++++ RECORDS PROVIDED ++++

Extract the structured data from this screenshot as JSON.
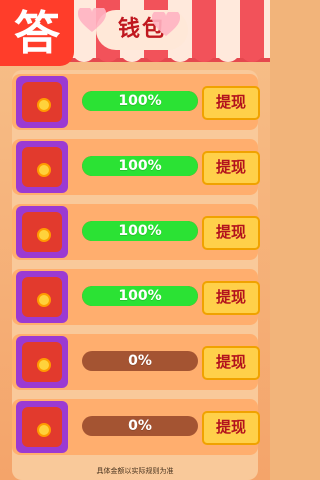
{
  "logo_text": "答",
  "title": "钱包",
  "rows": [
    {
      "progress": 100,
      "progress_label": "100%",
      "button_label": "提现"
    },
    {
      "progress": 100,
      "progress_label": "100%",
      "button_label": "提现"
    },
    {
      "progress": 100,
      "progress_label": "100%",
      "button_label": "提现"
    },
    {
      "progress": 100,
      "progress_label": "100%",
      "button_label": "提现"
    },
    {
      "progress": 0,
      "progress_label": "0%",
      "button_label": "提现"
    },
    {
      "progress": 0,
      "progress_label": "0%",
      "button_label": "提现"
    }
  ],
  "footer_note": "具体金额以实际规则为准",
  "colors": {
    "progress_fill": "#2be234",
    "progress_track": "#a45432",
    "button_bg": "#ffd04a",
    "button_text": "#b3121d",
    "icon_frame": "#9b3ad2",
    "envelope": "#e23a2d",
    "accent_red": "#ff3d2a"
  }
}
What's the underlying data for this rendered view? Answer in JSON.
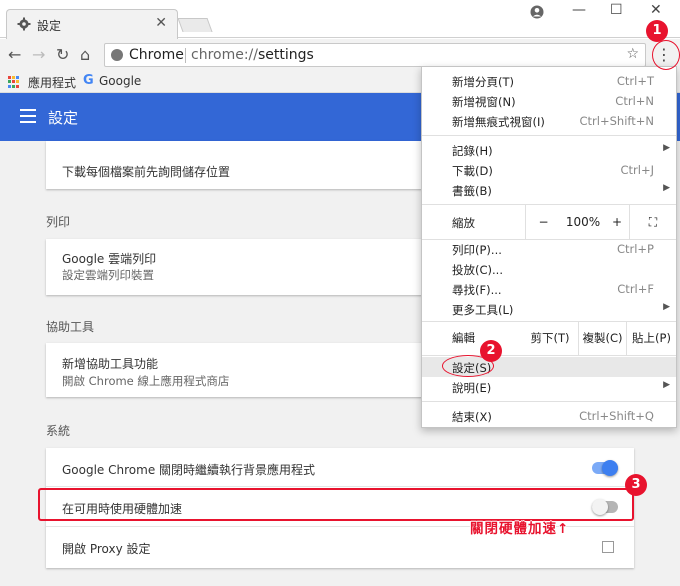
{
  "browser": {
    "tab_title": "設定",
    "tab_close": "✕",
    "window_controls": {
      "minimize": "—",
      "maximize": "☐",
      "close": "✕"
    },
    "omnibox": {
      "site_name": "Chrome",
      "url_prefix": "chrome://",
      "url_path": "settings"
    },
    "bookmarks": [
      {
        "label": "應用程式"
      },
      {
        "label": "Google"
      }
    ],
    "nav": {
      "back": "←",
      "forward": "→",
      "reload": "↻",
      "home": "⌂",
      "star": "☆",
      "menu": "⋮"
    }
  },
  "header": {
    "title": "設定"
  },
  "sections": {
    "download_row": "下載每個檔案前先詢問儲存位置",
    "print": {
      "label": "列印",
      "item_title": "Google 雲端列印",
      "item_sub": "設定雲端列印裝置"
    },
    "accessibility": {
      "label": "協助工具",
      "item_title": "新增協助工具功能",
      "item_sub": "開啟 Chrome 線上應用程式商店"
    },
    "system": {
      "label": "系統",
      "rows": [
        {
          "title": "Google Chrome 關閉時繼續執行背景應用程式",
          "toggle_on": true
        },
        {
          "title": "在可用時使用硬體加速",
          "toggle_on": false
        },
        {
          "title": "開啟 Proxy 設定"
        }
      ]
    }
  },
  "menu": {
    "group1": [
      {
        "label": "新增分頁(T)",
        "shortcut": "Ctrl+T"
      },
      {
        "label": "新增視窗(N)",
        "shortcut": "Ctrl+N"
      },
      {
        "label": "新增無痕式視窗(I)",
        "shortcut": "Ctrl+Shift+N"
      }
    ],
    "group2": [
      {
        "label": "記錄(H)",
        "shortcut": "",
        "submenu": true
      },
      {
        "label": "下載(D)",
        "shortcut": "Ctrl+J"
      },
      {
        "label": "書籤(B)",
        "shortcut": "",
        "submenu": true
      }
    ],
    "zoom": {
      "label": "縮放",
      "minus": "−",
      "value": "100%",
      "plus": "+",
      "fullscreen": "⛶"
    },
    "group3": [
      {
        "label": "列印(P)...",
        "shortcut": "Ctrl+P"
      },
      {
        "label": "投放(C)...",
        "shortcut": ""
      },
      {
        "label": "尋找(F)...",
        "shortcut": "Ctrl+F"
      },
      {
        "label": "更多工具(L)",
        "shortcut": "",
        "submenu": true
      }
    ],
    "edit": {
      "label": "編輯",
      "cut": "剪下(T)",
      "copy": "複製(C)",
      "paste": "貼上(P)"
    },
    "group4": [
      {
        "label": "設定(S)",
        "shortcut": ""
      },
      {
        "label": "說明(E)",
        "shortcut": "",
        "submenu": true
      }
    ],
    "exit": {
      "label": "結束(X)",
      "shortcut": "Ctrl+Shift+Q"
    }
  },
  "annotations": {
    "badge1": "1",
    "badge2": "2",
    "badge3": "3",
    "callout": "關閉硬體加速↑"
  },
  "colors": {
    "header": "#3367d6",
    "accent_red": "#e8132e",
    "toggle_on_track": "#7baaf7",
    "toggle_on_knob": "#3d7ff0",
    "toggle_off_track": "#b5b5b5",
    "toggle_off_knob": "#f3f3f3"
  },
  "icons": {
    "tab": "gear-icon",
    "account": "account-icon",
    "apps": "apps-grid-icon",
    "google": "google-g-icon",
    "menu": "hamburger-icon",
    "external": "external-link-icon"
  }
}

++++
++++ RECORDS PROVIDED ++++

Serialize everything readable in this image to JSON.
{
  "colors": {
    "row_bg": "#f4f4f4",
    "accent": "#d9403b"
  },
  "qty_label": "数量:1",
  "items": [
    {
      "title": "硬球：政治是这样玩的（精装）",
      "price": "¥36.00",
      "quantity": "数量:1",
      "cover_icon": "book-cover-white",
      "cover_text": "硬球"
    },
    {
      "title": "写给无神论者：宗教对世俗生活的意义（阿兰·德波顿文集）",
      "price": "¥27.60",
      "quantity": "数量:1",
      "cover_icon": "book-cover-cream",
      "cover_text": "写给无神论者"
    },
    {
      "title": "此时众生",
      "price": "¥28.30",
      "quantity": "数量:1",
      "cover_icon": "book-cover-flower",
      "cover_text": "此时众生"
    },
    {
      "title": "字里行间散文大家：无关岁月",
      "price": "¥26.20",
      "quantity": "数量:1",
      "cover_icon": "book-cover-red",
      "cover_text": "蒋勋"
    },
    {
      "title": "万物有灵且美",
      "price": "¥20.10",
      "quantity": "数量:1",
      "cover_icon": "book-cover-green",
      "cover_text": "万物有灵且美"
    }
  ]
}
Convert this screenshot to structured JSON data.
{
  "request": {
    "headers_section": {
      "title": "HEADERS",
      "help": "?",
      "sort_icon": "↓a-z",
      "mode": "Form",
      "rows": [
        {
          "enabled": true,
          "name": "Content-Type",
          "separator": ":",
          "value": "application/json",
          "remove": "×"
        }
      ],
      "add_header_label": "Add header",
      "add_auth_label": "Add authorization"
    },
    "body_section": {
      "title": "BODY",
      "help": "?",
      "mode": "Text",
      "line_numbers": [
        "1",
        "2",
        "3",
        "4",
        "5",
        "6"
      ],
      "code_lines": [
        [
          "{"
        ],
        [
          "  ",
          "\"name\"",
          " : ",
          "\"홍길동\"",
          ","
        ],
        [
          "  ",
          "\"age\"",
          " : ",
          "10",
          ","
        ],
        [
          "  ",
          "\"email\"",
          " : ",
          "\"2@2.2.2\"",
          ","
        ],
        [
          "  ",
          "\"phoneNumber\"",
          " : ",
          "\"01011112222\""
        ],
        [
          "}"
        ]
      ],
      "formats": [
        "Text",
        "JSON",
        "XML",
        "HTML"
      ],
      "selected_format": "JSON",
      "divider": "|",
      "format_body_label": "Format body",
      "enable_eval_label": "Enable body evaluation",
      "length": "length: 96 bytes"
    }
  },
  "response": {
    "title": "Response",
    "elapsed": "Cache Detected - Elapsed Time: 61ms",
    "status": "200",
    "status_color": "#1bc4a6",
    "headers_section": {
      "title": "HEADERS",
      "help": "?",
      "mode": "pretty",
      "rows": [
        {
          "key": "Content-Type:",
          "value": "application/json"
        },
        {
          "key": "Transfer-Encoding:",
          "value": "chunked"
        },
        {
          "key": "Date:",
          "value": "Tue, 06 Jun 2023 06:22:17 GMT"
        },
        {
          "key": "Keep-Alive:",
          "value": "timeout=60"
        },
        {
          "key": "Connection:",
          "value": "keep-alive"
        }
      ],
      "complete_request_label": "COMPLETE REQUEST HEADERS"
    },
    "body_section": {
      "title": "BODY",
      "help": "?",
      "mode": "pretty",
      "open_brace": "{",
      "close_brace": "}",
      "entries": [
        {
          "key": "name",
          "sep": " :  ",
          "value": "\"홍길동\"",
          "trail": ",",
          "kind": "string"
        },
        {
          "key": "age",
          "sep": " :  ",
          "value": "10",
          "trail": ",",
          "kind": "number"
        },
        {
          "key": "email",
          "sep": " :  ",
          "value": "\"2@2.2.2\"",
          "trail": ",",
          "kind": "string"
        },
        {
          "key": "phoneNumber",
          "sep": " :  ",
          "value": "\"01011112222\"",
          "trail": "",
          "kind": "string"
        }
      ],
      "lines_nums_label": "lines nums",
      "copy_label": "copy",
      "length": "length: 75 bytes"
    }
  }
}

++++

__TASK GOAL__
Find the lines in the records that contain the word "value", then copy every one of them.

__SOLUTION TO THIS PROBLEM__
      "value": "100%",
          "value": "application/json",
          "value": "application/json"
          "value": "chunked"
          "value": "Tue, 06 Jun 2023 06:22:17 GMT"
          "value": "timeout=60"
          "value": "keep-alive"
          "value": "\"홍길동\"",
          "value": "10",
          "value": "\"2@2.2.2\"",
          "value": "\"01011112222\"",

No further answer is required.